For DSA, says Bowe, the end of the Sanders campaign is a critical moment for organizing. "[Sanders] is definitely not a 'cult of personality' thing. We're backing any kind of labor struggle really strongly."
Mindy Isser, an organizer born and raised in Philadelphia, also spoke about the importance of labor organizing in the wake of the Democratic primary. "To build off the Sanders campaign, to build off the movement that we've been seeing everywhere, we need our unions to be more left-wing and we need rank-and-file members to be politicized," says Isser. She works on campaigns around public education and housing, and while she thinks that a progressive councilmember like Philadelphia's Helen Gym is a positive development for the city's politics, it's not nearly enough. She speaks of the importance of not only running more left-leaning candidates, but also "moving powerful people more left" after they take office.
Maintaining that pressure from the left after a candidate is elected can be the bigger challenge -- the Local Progress meeting was making apparent. The type of mutually beneficial relationship between community groups and elected officials described by Local Progress was at play in the elections of both New York City Mayor Bill de Blasio and Speaker Melissa Mark-Viverito, whose campaigns capitalized on widespread sentiment against Stop and Frisk. The opposition to Stop and Frisk had been cultivated for years by community groups organizing against racist policing. But in the moments before Mark-Viverito addressed the crowd, those same groups took to Twitter to criticize her. Mark-Viverito recently derailed the Right to Know Act -- a police reform measure that would require police to identify themselves during stops -- by making what The New York Times called a "backroom deal" with the NYPD. Tweets tagging Local Progress and #DemsinPhilly implored Mark-Viverito to pass the bill.
"It's good to be skeptical of local elected officials," says Joe Dinkin, the national communications director for the Working Families Party. "That's the only way we can hold them accountable."
This week has seen a lot of cynicism and frustration with the electoral process, especially for people to the left of the Democratic party. But, says Dinkin, organizing around elections still matters, "for people who believe that democracy can be about making policies that actually improve people's lives and address inequities, and that government can be a tool for good... we have to use all the democratic tools at our disposal to push them in the right direction."
The election of a figure like de Blasio at the local level, and the success of Sanders at a national level, gives visibility to the progressive base in this country.

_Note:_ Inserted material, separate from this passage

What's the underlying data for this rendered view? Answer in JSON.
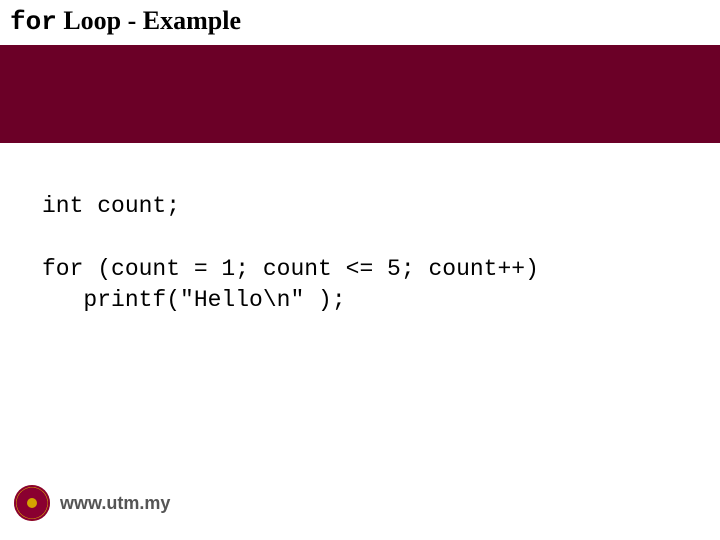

"Maybe the most important thing the Sanders campaign accomplished was proving that there is actually a huge constituency in America for a much bolder policy agenda than we often get to hear in mainstream politics," says Dinkin.
Meanwhile, Ellison pointed out, it's important to remember that -- even though election years tend to cast all politics as electoral politics -- elections are one of many avenues for change-making.
"Holding elected office is not the only way to make justice," Representative Ellison reminded the crowd at Local Progress. "Martin Luther King, Jr. never held office. My man Van Jones never held public office. It's not the only way to make change. But we know that it's a way to make change." As progressives move forward from the DNC, it's a good reminder that, often, the work taking place wholly outside of the convention hall has the greatest power to make change on the ground.